By Claudia Tenney

Politicians are predictable. Whenever their constituents have a serious problem, they complain the loudest but do nothing to fix it. No matter if their inaction is due to ineffectiveness or incompetence, it’s inexcusable. That’s why the voters of Upstate New York, especially the Mohawk Valley and the Southern Tier, deserve results on Spectrum Cable – not more cheap talk.

Since January 2019, Spectrum has raised cable rates four separate times including increasing non-optional fees (i.e. the broadcast fee), channel package fees, and equipment rental fees. It has also raised internet service rates twice.

Those six increases and poor-quality service put an undue burden on the residents of the region. Many of these customers live on fixed-incomes, work from home, or have limited mobility. They rely on cable television, internet access, and telephone lines to communicate and receive information – watch the news, receive weather alerts, pay bills, work their jobs, run businesses, and educate their children.

With the ongoing COVID-19 crisis and related economic and social lockdown and public health precautions, there is an even more urgent need for workers, businesses, schools, and nonprofits to access telecommunications technologies. Yet, Spectrum – with the approval of the Democrat-controlled New York Public Service Commission (“PSC”) – is raising its rates again this month when many customers, who have suffered business and employment income losses due to the economic crisis, can least afford it.

That is why I wrote the PSC to insist they remedy the situation immediately. It is unacceptable that Upstate New York consumers must bear the brunt of Spectrum’s excessive and unnecessary rate increases while suffering service outages, poor customer service, and limited coverage.

In a free enterprise system, every Spectrum customer would be entitled to compare options and decide to stay a Spectrum customer or take their business elsewhere.

But in my region from Utica to Binghamton, Spectrum holds a monopoly on many, if not all, of these services. Our families, businesses, schools, and nonprofits are at the mercy of Spectrum’s capricious and often unfair pricing and service decisions.

Spectrum’s monopoly power prevents an enterprising competitor from emerging to offer better, faster, and more affordable service. Governor Cuomo’s regulator, the Public Service Commission, and the Obama administration’s FCC continued to interfere in the marketplace when Time Warner Cable merged with Charter Communications to create Spectrum.

While our current Congressman, Anthony Brindisi, issues frequent press releases and media comments bemoaning Spectrum’s treatment of its customers, he has not achieved anything to stop it. Brindisi has taken over $360,000 from Spectrum-affiliated committees. And Spectrum spends tons of money lobbying Congress and Democrats in the state legislature to slow new technologies down. [2]

Why? Because Spectrum is threatened by innovations like 5G which would be better, faster, cheaper, and reach everywhere – especially in rural areas. Spectrum’s business model relies on maintaining its monopoly and its millions of government subsidies.

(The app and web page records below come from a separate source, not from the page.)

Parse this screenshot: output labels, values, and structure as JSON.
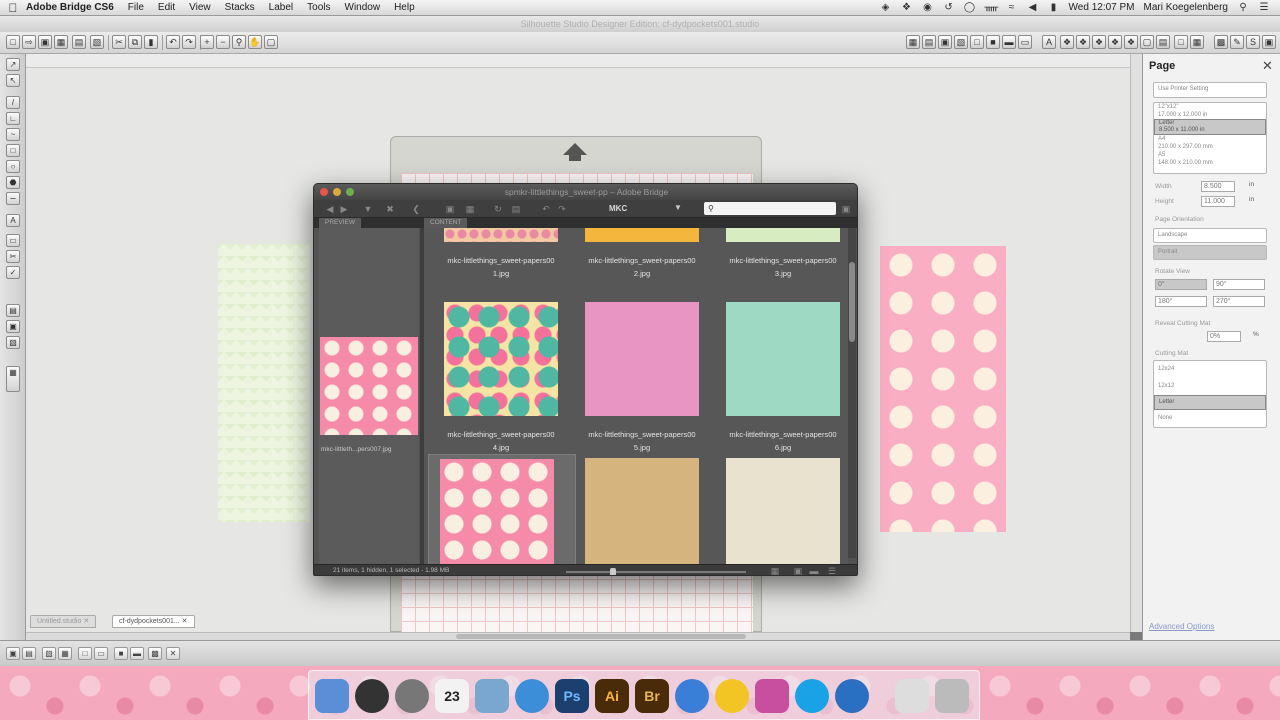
{
  "menubar": {
    "app_name": "Adobe Bridge CS6",
    "items": [
      "File",
      "Edit",
      "View",
      "Stacks",
      "Label",
      "Tools",
      "Window",
      "Help"
    ],
    "clock": "Wed 12:07 PM",
    "user": "Mari Koegelenberg"
  },
  "silhouette": {
    "window_title": "Silhouette Studio Designer Edition: cf-dydpockets001.studio",
    "tabs": [
      "Untitled.studio",
      "cf-dydpockets001..."
    ],
    "page_panel": {
      "title": "Page",
      "paper_sizes": [
        "Use Printer Setting",
        "12\"x12\"",
        "17.000 x 12.000 in",
        "Letter",
        "8.500 x 11.000 in",
        "A4",
        "210.00 x 297.00 mm",
        "A5",
        "148.00 x 210.00 mm"
      ],
      "width_label": "Width",
      "width_value": "8.500",
      "height_label": "Height",
      "height_value": "11.000",
      "unit": "in",
      "orientation_label": "Page Orientation",
      "orientation_options": [
        "Landscape",
        "Portrait"
      ],
      "rotate_label": "Rotate View",
      "rotate_options": [
        "0°",
        "90°",
        "180°",
        "270°"
      ],
      "reveal_label": "Reveal Cutting Mat",
      "reveal_value": "0%",
      "reveal_unit": "%",
      "mat_label": "Cutting Mat",
      "mat_options": [
        "12x24",
        "12x12",
        "Letter",
        "None"
      ],
      "advanced": "Advanced Options"
    }
  },
  "bridge": {
    "title": "spmkr-littlethings_sweet-pp – Adobe Bridge",
    "workspace": "MKC",
    "search_placeholder": "",
    "tabs": {
      "preview": "PREVIEW",
      "content": "CONTENT"
    },
    "preview_caption": "mkc-littleth...pers007.jpg",
    "files": [
      {
        "line1": "mkc-littlethings_sweet-papers00",
        "line2": "1.jpg",
        "color": "#f3c9a2"
      },
      {
        "line1": "mkc-littlethings_sweet-papers00",
        "line2": "2.jpg",
        "color": "#f4b63c"
      },
      {
        "line1": "mkc-littlethings_sweet-papers00",
        "line2": "3.jpg",
        "color": "#d8ecc2"
      },
      {
        "line1": "mkc-littlethings_sweet-papers00",
        "line2": "4.jpg",
        "color": "#f6e4a4"
      },
      {
        "line1": "mkc-littlethings_sweet-papers00",
        "line2": "5.jpg",
        "color": "#e995c4"
      },
      {
        "line1": "mkc-littlethings_sweet-papers00",
        "line2": "6.jpg",
        "color": "#9ed9c4"
      },
      {
        "line1": "",
        "line2": "",
        "color": "#f58aa9"
      },
      {
        "line1": "",
        "line2": "",
        "color": "#d6b47e"
      },
      {
        "line1": "",
        "line2": "",
        "color": "#e9e2cf"
      }
    ],
    "status": "21 items, 1 hidden, 1 selected - 1.98 MB"
  },
  "dock": {
    "icons": [
      {
        "name": "finder",
        "label": "",
        "color": "#5a8fd8"
      },
      {
        "name": "dvd-player",
        "label": "",
        "color": "#333333"
      },
      {
        "name": "launchpad",
        "label": "",
        "color": "#777777"
      },
      {
        "name": "calendar",
        "label": "23",
        "color": "#f2f2f2"
      },
      {
        "name": "preview",
        "label": "",
        "color": "#7aa7cf"
      },
      {
        "name": "safari",
        "label": "",
        "color": "#3d8ed8"
      },
      {
        "name": "photoshop",
        "label": "Ps",
        "color": "#1b3f6e"
      },
      {
        "name": "illustrator",
        "label": "Ai",
        "color": "#4a2b08"
      },
      {
        "name": "bridge",
        "label": "Br",
        "color": "#4a2b08"
      },
      {
        "name": "itunes",
        "label": "",
        "color": "#3a7ed8"
      },
      {
        "name": "adium",
        "label": "",
        "color": "#f2c524"
      },
      {
        "name": "photo-booth",
        "label": "",
        "color": "#c84ea0"
      },
      {
        "name": "skype",
        "label": "",
        "color": "#19a3e6"
      },
      {
        "name": "network",
        "label": "",
        "color": "#2b6fc2"
      },
      {
        "name": "documents",
        "label": "",
        "color": "#dddddd"
      },
      {
        "name": "trash",
        "label": "",
        "color": "#bbbbbb"
      }
    ]
  }
}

Spectrum’s efforts to block more promising technologies like 5G networks may have delayed their roll-out by as much as four years. Meanwhile, the Chinese and other international competitors race ahead in 5G technology.

Our families, businesses, schools, and nonprofits are at the mercy of Spectrum’s capricious and often unfair pricing and service decisions. Spectrum gets rich coming and going – raising our rates and raking in government checks.

That 2016 merger, which I opposed then, has not served the public interest. Rather, it has only further entrenched and subsidized a rent-seeking monopoly that exploits captive customers who are stuck with a high cost, low-quality cable, phone, and internet provider.

So instead of making empty promises, I will fight for real results. Spectrum should not receive another taxpayer dime until it provides full cost transparency of its services including a 12-month notice of any service or rate changes; allows consumer choice by allowing others to compete for customers, and ends its active campaign to block game-changing technologies.

This would put Spectrum on the hot seat for once, instead of the empty grandstanding that Brindisi offers.